* ACTIVITY *
Below are some entries. Count how many of their lines include "icon", then give that number only.

* WORKING DATA *
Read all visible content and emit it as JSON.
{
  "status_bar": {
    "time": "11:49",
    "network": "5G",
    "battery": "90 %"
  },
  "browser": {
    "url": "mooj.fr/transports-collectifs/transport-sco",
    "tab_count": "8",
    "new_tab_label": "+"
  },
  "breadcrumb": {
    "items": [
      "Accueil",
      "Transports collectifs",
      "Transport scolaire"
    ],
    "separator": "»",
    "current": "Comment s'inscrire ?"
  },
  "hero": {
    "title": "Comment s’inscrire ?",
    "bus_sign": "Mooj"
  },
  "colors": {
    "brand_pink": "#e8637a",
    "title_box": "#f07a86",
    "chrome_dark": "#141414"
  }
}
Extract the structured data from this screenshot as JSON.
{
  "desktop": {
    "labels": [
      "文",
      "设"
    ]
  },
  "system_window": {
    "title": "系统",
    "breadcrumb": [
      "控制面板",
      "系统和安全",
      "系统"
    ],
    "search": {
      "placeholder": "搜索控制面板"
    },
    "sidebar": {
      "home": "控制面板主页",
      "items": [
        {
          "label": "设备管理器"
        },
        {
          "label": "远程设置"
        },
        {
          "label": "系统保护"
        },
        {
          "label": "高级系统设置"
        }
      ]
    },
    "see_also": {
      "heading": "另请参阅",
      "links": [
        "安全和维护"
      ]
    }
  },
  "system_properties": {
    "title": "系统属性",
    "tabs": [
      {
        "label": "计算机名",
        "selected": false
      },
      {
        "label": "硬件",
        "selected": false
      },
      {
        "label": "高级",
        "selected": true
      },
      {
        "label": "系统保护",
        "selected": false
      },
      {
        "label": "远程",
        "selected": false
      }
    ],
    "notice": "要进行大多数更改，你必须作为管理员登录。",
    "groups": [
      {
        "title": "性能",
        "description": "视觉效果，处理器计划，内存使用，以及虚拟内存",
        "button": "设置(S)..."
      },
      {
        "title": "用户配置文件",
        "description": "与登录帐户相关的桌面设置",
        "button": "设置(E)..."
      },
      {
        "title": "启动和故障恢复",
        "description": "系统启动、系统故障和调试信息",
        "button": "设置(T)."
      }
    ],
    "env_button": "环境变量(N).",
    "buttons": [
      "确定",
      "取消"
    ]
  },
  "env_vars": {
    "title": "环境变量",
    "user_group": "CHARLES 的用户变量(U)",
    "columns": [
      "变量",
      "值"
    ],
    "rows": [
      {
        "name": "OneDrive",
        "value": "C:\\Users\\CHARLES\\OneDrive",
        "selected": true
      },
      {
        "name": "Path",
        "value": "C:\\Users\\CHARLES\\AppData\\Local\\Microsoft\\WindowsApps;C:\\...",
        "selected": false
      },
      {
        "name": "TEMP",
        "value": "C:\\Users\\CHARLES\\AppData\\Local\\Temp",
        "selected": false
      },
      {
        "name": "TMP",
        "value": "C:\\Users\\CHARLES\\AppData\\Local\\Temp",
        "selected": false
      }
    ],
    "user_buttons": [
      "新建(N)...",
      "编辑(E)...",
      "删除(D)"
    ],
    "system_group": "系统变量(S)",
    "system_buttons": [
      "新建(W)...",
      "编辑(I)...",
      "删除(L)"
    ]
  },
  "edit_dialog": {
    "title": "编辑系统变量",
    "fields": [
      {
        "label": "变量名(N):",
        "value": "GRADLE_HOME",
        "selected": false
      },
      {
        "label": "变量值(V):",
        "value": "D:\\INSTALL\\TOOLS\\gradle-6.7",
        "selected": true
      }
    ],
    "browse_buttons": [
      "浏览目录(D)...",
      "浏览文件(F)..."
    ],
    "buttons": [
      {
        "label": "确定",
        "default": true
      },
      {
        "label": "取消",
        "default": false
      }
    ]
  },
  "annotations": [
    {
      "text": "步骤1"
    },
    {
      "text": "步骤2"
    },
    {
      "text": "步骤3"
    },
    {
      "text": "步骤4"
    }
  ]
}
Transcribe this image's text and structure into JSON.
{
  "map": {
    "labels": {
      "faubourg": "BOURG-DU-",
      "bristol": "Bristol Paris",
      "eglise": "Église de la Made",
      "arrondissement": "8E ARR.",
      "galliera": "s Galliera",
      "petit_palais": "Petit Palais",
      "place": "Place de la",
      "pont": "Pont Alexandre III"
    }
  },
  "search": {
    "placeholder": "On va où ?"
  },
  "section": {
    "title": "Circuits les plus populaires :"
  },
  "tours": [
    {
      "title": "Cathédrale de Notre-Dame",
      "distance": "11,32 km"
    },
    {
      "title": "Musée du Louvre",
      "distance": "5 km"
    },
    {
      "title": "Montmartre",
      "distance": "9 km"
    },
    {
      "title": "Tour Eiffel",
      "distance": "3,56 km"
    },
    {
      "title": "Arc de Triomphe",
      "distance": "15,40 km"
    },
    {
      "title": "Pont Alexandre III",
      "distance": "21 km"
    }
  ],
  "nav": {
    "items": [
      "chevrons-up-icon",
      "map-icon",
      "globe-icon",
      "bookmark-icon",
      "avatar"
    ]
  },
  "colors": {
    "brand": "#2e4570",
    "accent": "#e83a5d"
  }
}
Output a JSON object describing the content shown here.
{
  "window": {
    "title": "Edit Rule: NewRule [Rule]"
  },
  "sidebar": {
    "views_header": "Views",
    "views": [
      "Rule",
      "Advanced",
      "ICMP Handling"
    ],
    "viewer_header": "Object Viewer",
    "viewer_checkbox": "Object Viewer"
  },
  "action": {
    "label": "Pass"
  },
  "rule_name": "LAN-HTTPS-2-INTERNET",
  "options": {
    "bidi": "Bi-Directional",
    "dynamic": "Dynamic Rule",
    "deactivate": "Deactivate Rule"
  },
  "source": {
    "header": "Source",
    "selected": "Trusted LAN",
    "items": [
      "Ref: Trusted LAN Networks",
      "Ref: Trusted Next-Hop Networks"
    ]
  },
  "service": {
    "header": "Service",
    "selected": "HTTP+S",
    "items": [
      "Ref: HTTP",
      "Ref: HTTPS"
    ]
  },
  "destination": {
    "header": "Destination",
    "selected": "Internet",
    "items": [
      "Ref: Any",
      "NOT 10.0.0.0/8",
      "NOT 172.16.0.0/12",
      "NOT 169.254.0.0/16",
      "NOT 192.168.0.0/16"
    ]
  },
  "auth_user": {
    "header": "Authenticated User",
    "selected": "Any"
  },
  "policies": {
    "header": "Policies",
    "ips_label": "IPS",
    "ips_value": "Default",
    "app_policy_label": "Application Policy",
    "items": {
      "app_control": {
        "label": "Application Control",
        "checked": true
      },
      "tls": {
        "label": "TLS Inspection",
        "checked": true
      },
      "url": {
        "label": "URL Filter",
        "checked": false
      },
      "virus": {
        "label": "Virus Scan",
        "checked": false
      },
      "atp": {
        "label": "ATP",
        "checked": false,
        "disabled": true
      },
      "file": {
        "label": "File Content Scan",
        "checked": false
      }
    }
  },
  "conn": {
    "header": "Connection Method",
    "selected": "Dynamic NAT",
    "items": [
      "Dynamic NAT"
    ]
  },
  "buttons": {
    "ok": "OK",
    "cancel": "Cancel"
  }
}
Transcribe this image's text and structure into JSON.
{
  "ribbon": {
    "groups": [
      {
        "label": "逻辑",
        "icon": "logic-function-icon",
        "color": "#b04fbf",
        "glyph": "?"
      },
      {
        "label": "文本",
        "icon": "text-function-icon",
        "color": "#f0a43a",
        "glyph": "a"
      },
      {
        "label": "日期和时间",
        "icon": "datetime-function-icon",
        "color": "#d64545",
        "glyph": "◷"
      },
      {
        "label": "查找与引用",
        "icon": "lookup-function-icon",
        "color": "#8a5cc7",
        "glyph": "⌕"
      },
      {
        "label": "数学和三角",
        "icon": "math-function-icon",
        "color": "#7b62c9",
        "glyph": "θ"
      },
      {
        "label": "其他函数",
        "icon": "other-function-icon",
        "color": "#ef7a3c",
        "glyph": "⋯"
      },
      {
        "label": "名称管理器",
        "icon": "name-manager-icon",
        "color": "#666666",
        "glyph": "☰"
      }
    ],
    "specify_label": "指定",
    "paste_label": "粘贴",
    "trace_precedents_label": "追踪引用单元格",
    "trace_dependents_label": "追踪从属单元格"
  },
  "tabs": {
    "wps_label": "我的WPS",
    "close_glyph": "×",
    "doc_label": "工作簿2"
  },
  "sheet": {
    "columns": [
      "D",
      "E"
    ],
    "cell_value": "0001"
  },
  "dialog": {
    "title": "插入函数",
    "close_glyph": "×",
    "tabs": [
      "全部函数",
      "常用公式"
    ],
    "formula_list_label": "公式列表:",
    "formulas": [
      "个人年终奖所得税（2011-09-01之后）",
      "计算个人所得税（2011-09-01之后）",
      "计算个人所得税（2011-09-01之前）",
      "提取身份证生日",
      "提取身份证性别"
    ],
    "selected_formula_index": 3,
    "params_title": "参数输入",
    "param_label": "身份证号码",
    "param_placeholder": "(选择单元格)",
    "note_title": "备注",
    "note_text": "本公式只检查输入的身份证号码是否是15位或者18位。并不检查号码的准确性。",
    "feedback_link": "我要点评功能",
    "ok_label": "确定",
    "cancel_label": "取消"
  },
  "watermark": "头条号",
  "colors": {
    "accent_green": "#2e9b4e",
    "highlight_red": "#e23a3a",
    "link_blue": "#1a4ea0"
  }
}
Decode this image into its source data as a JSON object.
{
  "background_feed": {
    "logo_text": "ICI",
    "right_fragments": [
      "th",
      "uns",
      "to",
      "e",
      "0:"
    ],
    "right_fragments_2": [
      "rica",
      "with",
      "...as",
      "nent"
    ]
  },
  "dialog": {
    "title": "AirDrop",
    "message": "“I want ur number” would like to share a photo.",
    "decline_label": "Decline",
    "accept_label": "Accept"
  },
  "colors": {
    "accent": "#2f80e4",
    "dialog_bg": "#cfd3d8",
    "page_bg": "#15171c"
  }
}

* EXERCISE RESULT *
11